Richmond school board leaders work around budget challenges
RICHMOND, Va. (WTVR) – Richmond school leaders are finding new ways to deal with budget woes.
On a Saturday afternoon, it’s all quiet outside City Hall. However, inside the building on the 17th floor, a passionate debate has Richmond school leaders working around the clock.
“When you talk about those types of reductions, it does get contentious,” Jeffrey Bourne, a Richmond School Board chairman, said.
School Superintendent Dr. Yvonne Brandon proposed closing an $11 million budget shortfall by outsourcing hundreds of jobs and increasing class sizes that would eliminate some teaching positions.
But that wasn’t the consensus among the board. In fact, one board member suggested cutting from the central office to close the gap.
“I would ask them to go back and look at the money that’s spent here at City Hall and find those savings so that we can in fact close that budget gap while we hold teachers and classrooms harmless,” 1st district school board member, Glen Sturtevant, said.
“I couldn’t agree more, and we have the data to prove it,” Andy Hawkins, RPS Chief Operating Officer, said. “RPS’s administrative costs are below the state average, and they’re below two and half percent of the entire budget cost.”
Chairman Jeffrey Bourne raised another cost-saving idea, saying board members should take a pay cut too.
“I think it sends a message that, yes, your school board member, the ones that are advocating for you are with you in this struggle and these budget challenges.”
The budget shortfall is not unique to RPS. Chesterfield, Henrico and Hanover are all facing funding challenges. While Richmond and other school systems determine where to cut, the governor is calling for measures to make schools and campuses around the Commonwealth safer.
The governor’s legislation is in response to the deadly shooting in Newtown, Connecticut.

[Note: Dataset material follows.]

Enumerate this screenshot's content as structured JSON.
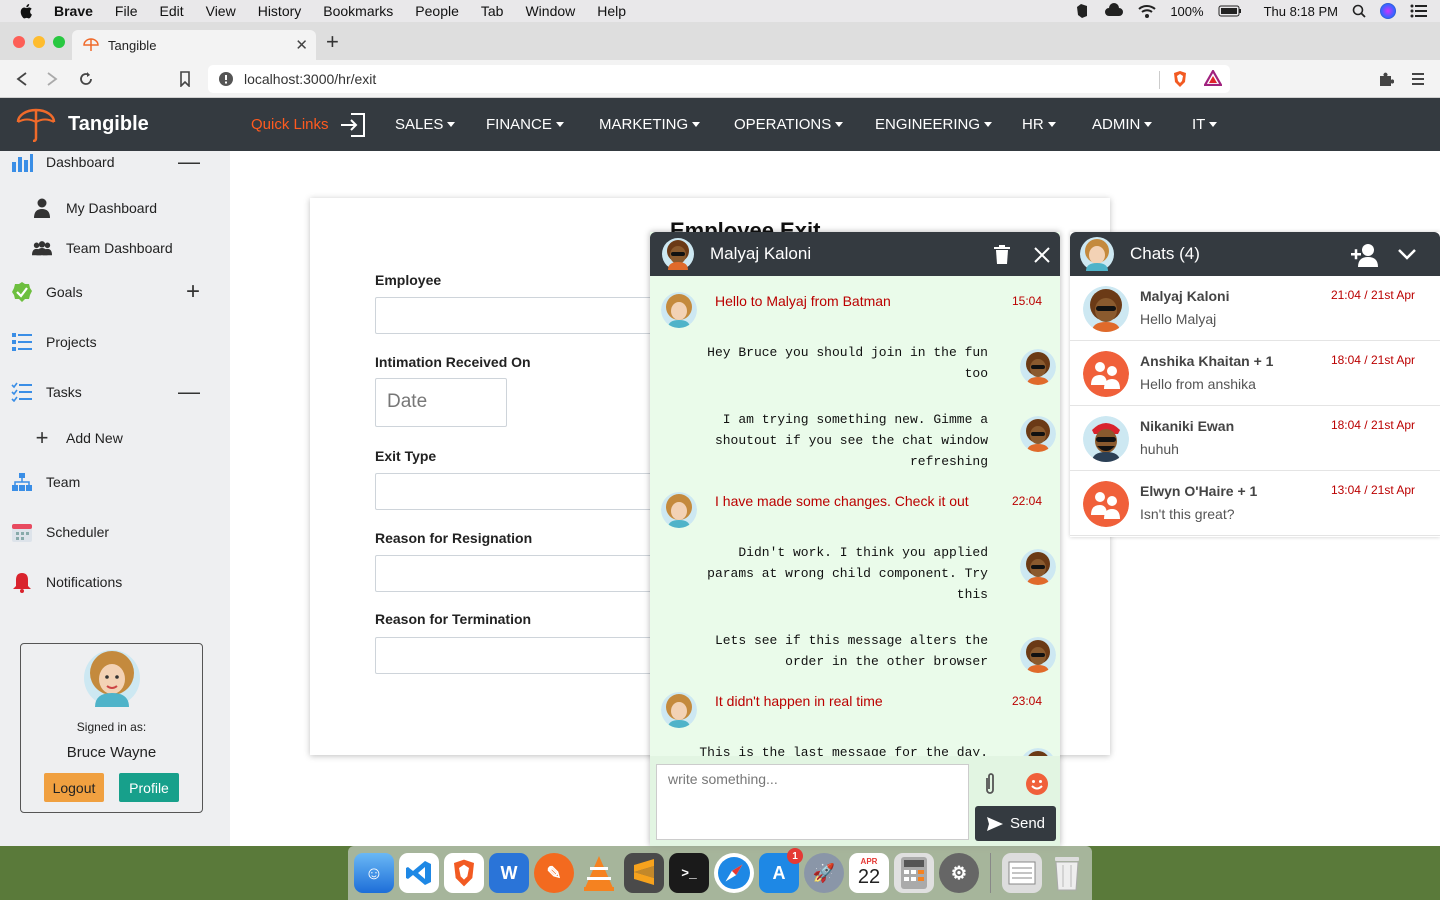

It includes lockdown drill, threat assessment teams, making it a separate crime to enter a school armed, and funding for facility and security upgrades.
“Anything we can do, we’re going to do,” Bourne said. “Just ensuring that our children are safe and able to have a wonderful learning environment is paramount and our highest duty.”
Richmond school leaders say if the money is not there for security upgrades, it will be tough to do.
“I think we’ll be in a wait and see as far as what the funding structure is,” Bourne said. “Clearly, we just talked about our budget challenegs and so any additional mandate will only exacerbate the problem.”
School administrators will present board members with more recommendations at its next budget work session on Monday.